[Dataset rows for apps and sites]
BEGIN
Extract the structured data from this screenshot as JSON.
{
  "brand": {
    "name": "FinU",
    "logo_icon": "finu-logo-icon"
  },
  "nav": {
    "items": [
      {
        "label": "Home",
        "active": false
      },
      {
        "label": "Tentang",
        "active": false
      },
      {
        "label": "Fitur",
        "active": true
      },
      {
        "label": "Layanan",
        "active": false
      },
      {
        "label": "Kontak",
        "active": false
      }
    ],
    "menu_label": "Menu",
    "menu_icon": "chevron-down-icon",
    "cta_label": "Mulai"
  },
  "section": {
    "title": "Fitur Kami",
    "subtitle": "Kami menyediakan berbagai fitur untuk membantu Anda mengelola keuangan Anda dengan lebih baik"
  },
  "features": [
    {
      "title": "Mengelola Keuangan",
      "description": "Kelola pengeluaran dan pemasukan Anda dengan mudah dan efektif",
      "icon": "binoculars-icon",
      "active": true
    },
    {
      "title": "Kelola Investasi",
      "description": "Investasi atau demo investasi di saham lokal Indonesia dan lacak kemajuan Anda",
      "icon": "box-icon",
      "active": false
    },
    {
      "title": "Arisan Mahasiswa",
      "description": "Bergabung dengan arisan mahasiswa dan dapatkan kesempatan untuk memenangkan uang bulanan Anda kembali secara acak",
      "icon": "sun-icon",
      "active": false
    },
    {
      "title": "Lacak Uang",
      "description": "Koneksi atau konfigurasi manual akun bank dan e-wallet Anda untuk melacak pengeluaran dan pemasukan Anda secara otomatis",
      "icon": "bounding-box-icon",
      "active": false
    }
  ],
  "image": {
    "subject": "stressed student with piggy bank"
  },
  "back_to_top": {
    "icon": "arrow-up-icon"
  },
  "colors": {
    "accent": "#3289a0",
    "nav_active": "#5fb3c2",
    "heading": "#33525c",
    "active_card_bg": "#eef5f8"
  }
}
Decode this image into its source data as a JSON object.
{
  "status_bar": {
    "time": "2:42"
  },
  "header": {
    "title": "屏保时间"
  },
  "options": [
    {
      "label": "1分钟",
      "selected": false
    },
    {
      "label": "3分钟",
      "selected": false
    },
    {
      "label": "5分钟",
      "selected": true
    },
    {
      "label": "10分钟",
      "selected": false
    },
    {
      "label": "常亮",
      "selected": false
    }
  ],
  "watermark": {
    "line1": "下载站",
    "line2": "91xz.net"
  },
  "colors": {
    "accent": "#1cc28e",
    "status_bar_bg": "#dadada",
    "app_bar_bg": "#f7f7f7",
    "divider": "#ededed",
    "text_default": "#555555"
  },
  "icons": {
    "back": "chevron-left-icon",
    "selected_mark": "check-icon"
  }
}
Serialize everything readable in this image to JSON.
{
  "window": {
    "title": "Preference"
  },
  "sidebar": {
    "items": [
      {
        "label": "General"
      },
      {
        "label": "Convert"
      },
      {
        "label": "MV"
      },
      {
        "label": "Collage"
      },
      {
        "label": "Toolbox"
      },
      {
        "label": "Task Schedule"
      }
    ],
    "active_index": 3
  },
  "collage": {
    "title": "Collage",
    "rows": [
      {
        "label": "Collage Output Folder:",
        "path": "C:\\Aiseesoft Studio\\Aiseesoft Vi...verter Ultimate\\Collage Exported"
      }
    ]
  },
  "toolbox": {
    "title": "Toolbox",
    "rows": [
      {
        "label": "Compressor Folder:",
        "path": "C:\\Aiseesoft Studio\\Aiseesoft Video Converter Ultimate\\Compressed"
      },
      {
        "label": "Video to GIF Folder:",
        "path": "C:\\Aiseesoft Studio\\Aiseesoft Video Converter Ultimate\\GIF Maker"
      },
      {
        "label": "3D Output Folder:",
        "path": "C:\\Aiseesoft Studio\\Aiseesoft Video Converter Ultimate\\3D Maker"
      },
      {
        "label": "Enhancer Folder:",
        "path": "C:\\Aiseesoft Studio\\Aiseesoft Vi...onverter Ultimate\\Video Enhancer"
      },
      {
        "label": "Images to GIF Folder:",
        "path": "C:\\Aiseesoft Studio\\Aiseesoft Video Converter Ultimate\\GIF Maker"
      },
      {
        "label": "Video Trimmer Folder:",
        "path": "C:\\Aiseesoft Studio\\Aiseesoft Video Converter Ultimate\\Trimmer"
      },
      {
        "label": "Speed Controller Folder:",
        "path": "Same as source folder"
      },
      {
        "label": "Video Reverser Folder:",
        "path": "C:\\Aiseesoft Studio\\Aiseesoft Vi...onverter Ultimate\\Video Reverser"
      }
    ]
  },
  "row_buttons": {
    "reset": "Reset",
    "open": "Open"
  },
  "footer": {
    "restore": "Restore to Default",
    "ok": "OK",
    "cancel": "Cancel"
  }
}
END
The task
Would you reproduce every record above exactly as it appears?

Final answer
Extract the structured data from this screenshot as JSON.
{
  "brand": {
    "name": "FinU",
    "logo_icon": "finu-logo-icon"
  },
  "nav": {
    "items": [
      {
        "label": "Home",
        "active": false
      },
      {
        "label": "Tentang",
        "active": false
      },
      {
        "label": "Fitur",
        "active": true
      },
      {
        "label": "Layanan",
        "active": false
      },
      {
        "label": "Kontak",
        "active": false
      }
    ],
    "menu_label": "Menu",
    "menu_icon": "chevron-down-icon",
    "cta_label": "Mulai"
  },
  "section": {
    "title": "Fitur Kami",
    "subtitle": "Kami menyediakan berbagai fitur untuk membantu Anda mengelola keuangan Anda dengan lebih baik"
  },
  "features": [
    {
      "title": "Mengelola Keuangan",
      "description": "Kelola pengeluaran dan pemasukan Anda dengan mudah dan efektif",
      "icon": "binoculars-icon",
      "active": true
    },
    {
      "title": "Kelola Investasi",
      "description": "Investasi atau demo investasi di saham lokal Indonesia dan lacak kemajuan Anda",
      "icon": "box-icon",
      "active": false
    },
    {
      "title": "Arisan Mahasiswa",
      "description": "Bergabung dengan arisan mahasiswa dan dapatkan kesempatan untuk memenangkan uang bulanan Anda kembali secara acak",
      "icon": "sun-icon",
      "active": false
    },
    {
      "title": "Lacak Uang",
      "description": "Koneksi atau konfigurasi manual akun bank dan e-wallet Anda untuk melacak pengeluaran dan pemasukan Anda secara otomatis",
      "icon": "bounding-box-icon",
      "active": false
    }
  ],
  "image": {
    "subject": "stressed student with piggy bank"
  },
  "back_to_top": {
    "icon": "arrow-up-icon"
  },
  "colors": {
    "accent": "#3289a0",
    "nav_active": "#5fb3c2",
    "heading": "#33525c",
    "active_card_bg": "#eef5f8"
  }
}
Decode this image into its source data as a JSON object.
{
  "status_bar": {
    "time": "2:42"
  },
  "header": {
    "title": "屏保时间"
  },
  "options": [
    {
      "label": "1分钟",
      "selected": false
    },
    {
      "label": "3分钟",
      "selected": false
    },
    {
      "label": "5分钟",
      "selected": true
    },
    {
      "label": "10分钟",
      "selected": false
    },
    {
      "label": "常亮",
      "selected": false
    }
  ],
  "watermark": {
    "line1": "下载站",
    "line2": "91xz.net"
  },
  "colors": {
    "accent": "#1cc28e",
    "status_bar_bg": "#dadada",
    "app_bar_bg": "#f7f7f7",
    "divider": "#ededed",
    "text_default": "#555555"
  },
  "icons": {
    "back": "chevron-left-icon",
    "selected_mark": "check-icon"
  }
}
Serialize everything readable in this image to JSON.
{
  "window": {
    "title": "Preference"
  },
  "sidebar": {
    "items": [
      {
        "label": "General"
      },
      {
        "label": "Convert"
      },
      {
        "label": "MV"
      },
      {
        "label": "Collage"
      },
      {
        "label": "Toolbox"
      },
      {
        "label": "Task Schedule"
      }
    ],
    "active_index": 3
  },
  "collage": {
    "title": "Collage",
    "rows": [
      {
        "label": "Collage Output Folder:",
        "path": "C:\\Aiseesoft Studio\\Aiseesoft Vi...verter Ultimate\\Collage Exported"
      }
    ]
  },
  "toolbox": {
    "title": "Toolbox",
    "rows": [
      {
        "label": "Compressor Folder:",
        "path": "C:\\Aiseesoft Studio\\Aiseesoft Video Converter Ultimate\\Compressed"
      },
      {
        "label": "Video to GIF Folder:",
        "path": "C:\\Aiseesoft Studio\\Aiseesoft Video Converter Ultimate\\GIF Maker"
      },
      {
        "label": "3D Output Folder:",
        "path": "C:\\Aiseesoft Studio\\Aiseesoft Video Converter Ultimate\\3D Maker"
      },
      {
        "label": "Enhancer Folder:",
        "path": "C:\\Aiseesoft Studio\\Aiseesoft Vi...onverter Ultimate\\Video Enhancer"
      },
      {
        "label": "Images to GIF Folder:",
        "path": "C:\\Aiseesoft Studio\\Aiseesoft Video Converter Ultimate\\GIF Maker"
      },
      {
        "label": "Video Trimmer Folder:",
        "path": "C:\\Aiseesoft Studio\\Aiseesoft Video Converter Ultimate\\Trimmer"
      },
      {
        "label": "Speed Controller Folder:",
        "path": "Same as source folder"
      },
      {
        "label": "Video Reverser Folder:",
        "path": "C:\\Aiseesoft Studio\\Aiseesoft Vi...onverter Ultimate\\Video Reverser"
      }
    ]
  },
  "row_buttons": {
    "reset": "Reset",
    "open": "Open"
  },
  "footer": {
    "restore": "Restore to Default",
    "ok": "OK",
    "cancel": "Cancel"
  }
}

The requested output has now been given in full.